Clin Neurophysiol. 2023 Sep:153:21-27. doi: 10.1016/j.clinph.2023.05.013. Epub 2023 Jun 24.


Objective: Median nerve somatosensory evoked fields (SEFs) conduction times reflect the integrity of neural transmission across the thalamocortical circuit. We hypothesized median nerve SEF conduction time would be abnormal in children with Rolandic epilepsy (RE).

Methods: 22 children with RE (10 active; 12 resolved) and 13 age-matched controls underwent structural and diffusion MRI and median nerve and visual stimulation during magnetoencephalography (MEG). N20 SEF responses were identified in contralateral somatosensory cortices. P100 were identified in contralateral occipital cortices as controls. Conduction times were compared between groups in linear models controlling for height. N20 conduction time was also compared to thalamic volume and Rolandic thalamocortical structural connectivity inferred using probabilistic tractography.

Results: The RE group had slower N20 conduction compared to controls (p = 0.042, effect size 0.6 ms) and this difference was driven by the resolved RE group (p = 0.046). There was no difference in P100 conduction time between groups (p = 0.83). Ventral thalamic volume positively correlated with N20 conduction time (p = 0.014).

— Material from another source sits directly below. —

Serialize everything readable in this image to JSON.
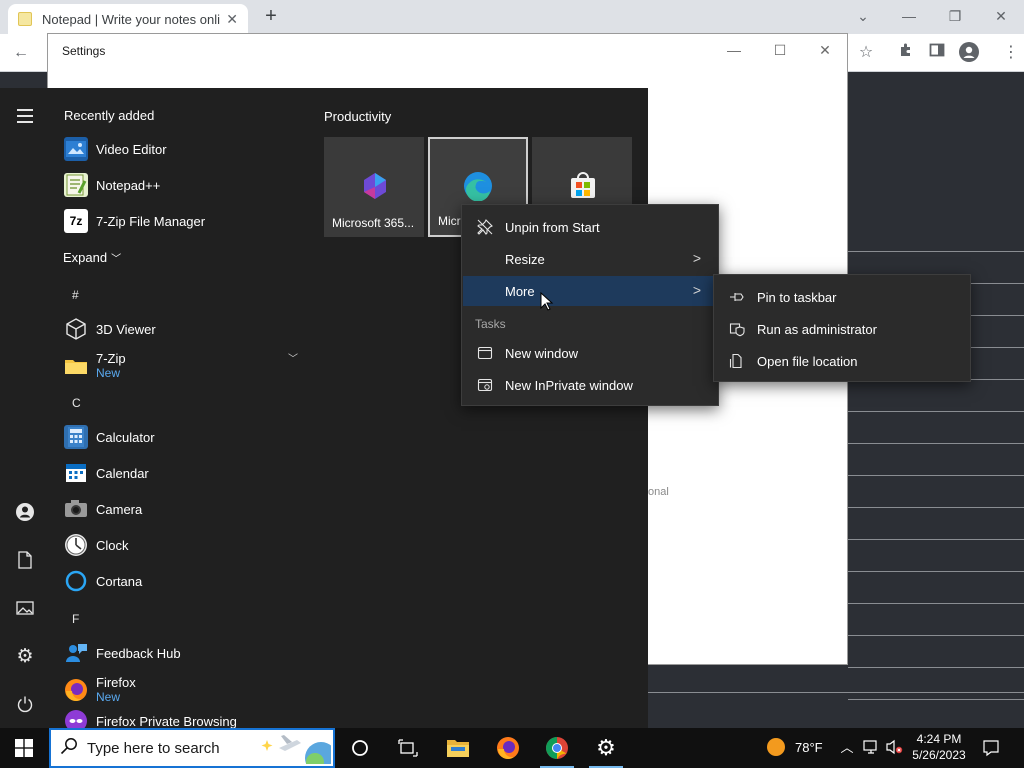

Conclusions: Children with resolved RE have focally decreased Rolandic thalamocortical connectivity.

Significance: These results identify a persistent focal thalamocortical circuit abnormality in resolved RE and suggest that decreased Rolandic thalamocortical connectivity may support symptom resolution in this self-limited epilepsy.

Keywords: BECTS; CECTS; Idiopathic focal epilepsy; SeLECTS; Self-limited epilepsy with centrotemporal spikes; Thalamus.

Publication types

  • Research Support, N.I.H., Extramural

MeSH terms

  • Child
  • Diffusion Magnetic Resonance Imaging
  • Epilepsy, Rolandic* / diagnostic imaging
  • Humans
  • Magnetic Resonance Imaging / methods
  • Magnetoencephalography
  • Occipital Lobe
  • Thalamus / diagnostic imaging